In this session, Jonathan Bryce, co-founder of The Rackspace Cloud, will discuss the recent movement – from both developer and vendor – for open cloud initiatives, while also addressing:

  • A basic overview of Cassandra, Drizzle and Drupal with case scenarios for each
  • The unique ways cloud providers are working with open database projects to maximize user experience
  • Traditional, distributed and non-relational databases
  • Enhancing site scale and performance by taking advantage of cloud-based file storage/CDN

Speaking experience

Speaker

  • Jonathan bryce 1

    Jonathan Bryce

    CTO and Founder, The Rackspace Cloud

    Biography

    Jonathan Bryce is CTO & Founder of The Rackspace Cloud.

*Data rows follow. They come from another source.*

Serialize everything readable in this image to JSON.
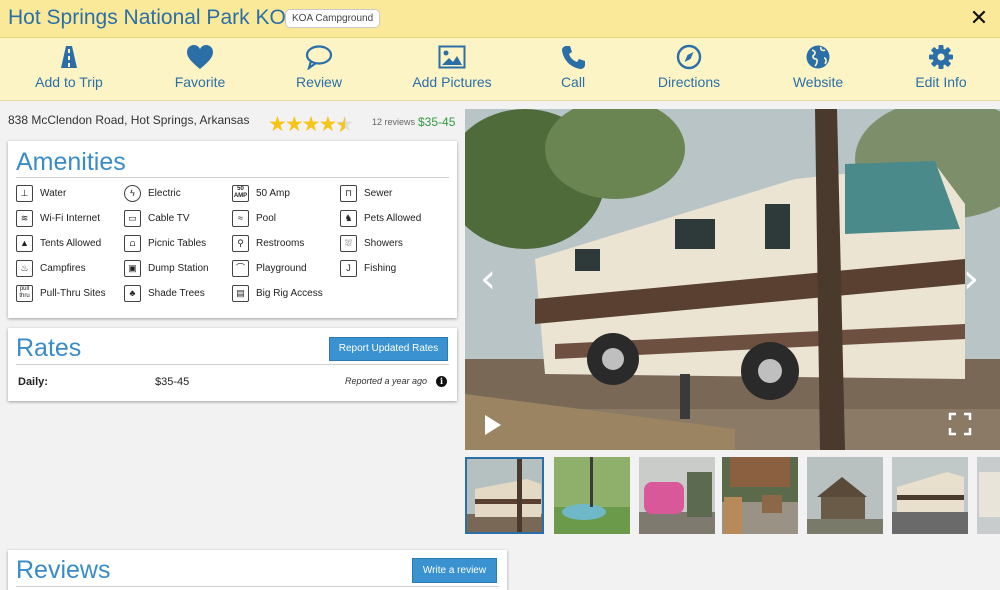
{
  "header": {
    "title": "Hot Springs National Park KOA",
    "badge": "KOA Campground",
    "close_icon": "close-icon"
  },
  "toolbar": [
    {
      "label": "Add to Trip",
      "icon": "road-icon"
    },
    {
      "label": "Favorite",
      "icon": "heart-icon"
    },
    {
      "label": "Review",
      "icon": "speech-bubble-icon"
    },
    {
      "label": "Add Pictures",
      "icon": "picture-icon"
    },
    {
      "label": "Call",
      "icon": "phone-icon"
    },
    {
      "label": "Directions",
      "icon": "compass-icon"
    },
    {
      "label": "Website",
      "icon": "globe-icon"
    },
    {
      "label": "Edit Info",
      "icon": "gear-icon"
    }
  ],
  "listing": {
    "address": "838 McClendon Road, Hot Springs, Arkansas",
    "rating": 4.5,
    "review_count": "12 reviews",
    "price_range": "$35-45"
  },
  "amenities": {
    "title": "Amenities",
    "items": [
      {
        "label": "Water",
        "icon": "water-icon"
      },
      {
        "label": "Electric",
        "icon": "electric-icon"
      },
      {
        "label": "50 Amp",
        "icon": "50-amp-icon"
      },
      {
        "label": "Sewer",
        "icon": "sewer-icon"
      },
      {
        "label": "Wi-Fi Internet",
        "icon": "wifi-icon"
      },
      {
        "label": "Cable TV",
        "icon": "tv-icon"
      },
      {
        "label": "Pool",
        "icon": "pool-icon"
      },
      {
        "label": "Pets Allowed",
        "icon": "pet-icon"
      },
      {
        "label": "Tents Allowed",
        "icon": "tent-icon"
      },
      {
        "label": "Picnic Tables",
        "icon": "picnic-table-icon"
      },
      {
        "label": "Restrooms",
        "icon": "restroom-icon"
      },
      {
        "label": "Showers",
        "icon": "shower-icon"
      },
      {
        "label": "Campfires",
        "icon": "campfire-icon"
      },
      {
        "label": "Dump Station",
        "icon": "dump-station-icon"
      },
      {
        "label": "Playground",
        "icon": "playground-icon"
      },
      {
        "label": "Fishing",
        "icon": "fishing-icon"
      },
      {
        "label": "Pull-Thru Sites",
        "icon": "pull-thru-icon"
      },
      {
        "label": "Shade Trees",
        "icon": "tree-icon"
      },
      {
        "label": "Big Rig Access",
        "icon": "big-rig-icon"
      }
    ]
  },
  "rates": {
    "title": "Rates",
    "report_button": "Report Updated Rates",
    "rows": [
      {
        "label": "Daily:",
        "value": "$35-45",
        "note": "Reported a year ago"
      }
    ]
  },
  "reviews": {
    "title": "Reviews",
    "write_button": "Write a review"
  },
  "gallery": {
    "thumbnail_count": 7,
    "active_index": 0
  },
  "colors": {
    "header_bg": "#fbe99a",
    "toolbar_bg": "#fdf4c5",
    "accent_blue": "#2b6fa8",
    "heading_blue": "#3a8cc8",
    "price_green": "#2f9a3f",
    "star_gold": "#f5c518"
  }
}
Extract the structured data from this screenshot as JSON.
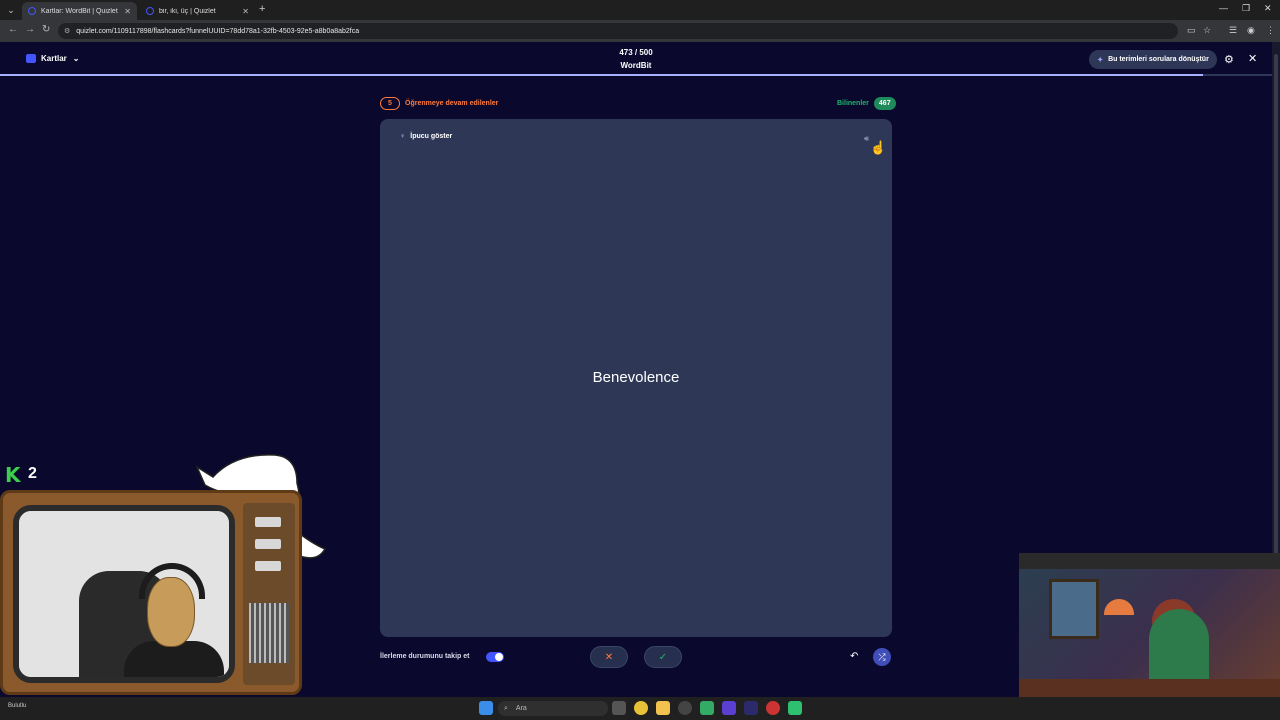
{
  "browser": {
    "tabs": [
      {
        "title": "Kartlar: WordBit | Quizlet",
        "active": true
      },
      {
        "title": "bir, iki, üç | Quizlet",
        "active": false
      }
    ],
    "url": "quizlet.com/1109117898/flashcards?funnelUUID=78dd78a1-32fb-4503-92e5-a8b0a8ab2fca"
  },
  "header": {
    "mode_label": "Kartlar",
    "progress_text": "473 / 500",
    "progress_fraction": 0.946,
    "set_title": "WordBit",
    "convert_label": "Bu terimleri sorulara dönüştür"
  },
  "counters": {
    "learning_count": "5",
    "learning_label": "Öğrenmeye devam edilenler",
    "known_label": "Bilinenler",
    "known_count": "467"
  },
  "card": {
    "hint_label": "İpucu göster",
    "term": "Benevolence"
  },
  "controls": {
    "track_progress_label": "İlerleme durumunu takip et",
    "track_progress_on": true
  },
  "overlay": {
    "k_count": "2"
  },
  "taskbar": {
    "search_placeholder": "Ara",
    "weather_text": "Bulutlu"
  },
  "colors": {
    "background": "#0a092d",
    "card": "#2e3856",
    "accent": "#4255ff",
    "learning": "#ff7a3d",
    "known": "#23b26d"
  },
  "icons": [
    "tab-list-icon",
    "back-icon",
    "forward-icon",
    "reload-icon",
    "site-info-icon",
    "install-icon",
    "star-icon",
    "sidepanel-icon",
    "profile-icon",
    "menu-icon",
    "cards-icon",
    "chevron-down-icon",
    "sparkle-icon",
    "gear-icon",
    "close-icon",
    "bulb-icon",
    "audio-icon",
    "x-icon",
    "check-icon",
    "undo-icon",
    "shuffle-icon",
    "windows-start-icon",
    "search-icon"
  ]
}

He started his career working as a web developer for the managed hosting giant, Rackspace. During his tenure at Rackspace, Bryce and co-worker Todd Morey had a vision to build a sophisticated web hosting environment where users and businesses alike could turn to design, develop and deploy their ideal web site – all without being responsible for procuring the technology, installing it or making sure it is built to be always available. This vision, along with help from Rackspace, was turned into The Rackspace Cloud. The Rackspace Cloud is the home of Cloud Sites, Cloud Files and Cloud Servers, providing enterprise-grade hosting and storage services. The Rackspace Cloud provides an easily managed interface allowing developers, designers and IT managers to deploy reliable web applications quickly and easily as well as high performance cloud-based storage services. Founded by two Rackspace employees, The Rackspace is built upon a cross platform, clustered-computing architecture.

    Sessions

      • Title: Living Together In An Open Cloud World
      • Track: Chemistry
      • Room: Burnside
      • Time: 4:455:30pm
      • Excerpt:

        With millions of users signing on daily to access their favorite social media services – be it Twitter, Facebook or Digg – a developer’s worst fear is not having the backend support to house and provide access to such huge amounts of related data.

        Industry efforts to architect next generation databases that can scale massively by pairing open source databases and content management technologies with cloud-computing are underway. The door is also “opening” to a whole new world of user benefits which will be made possible by access to data — cross-cloud — in non-proprietary databases and content management systems.

      • Speakers: Jonathan Bryce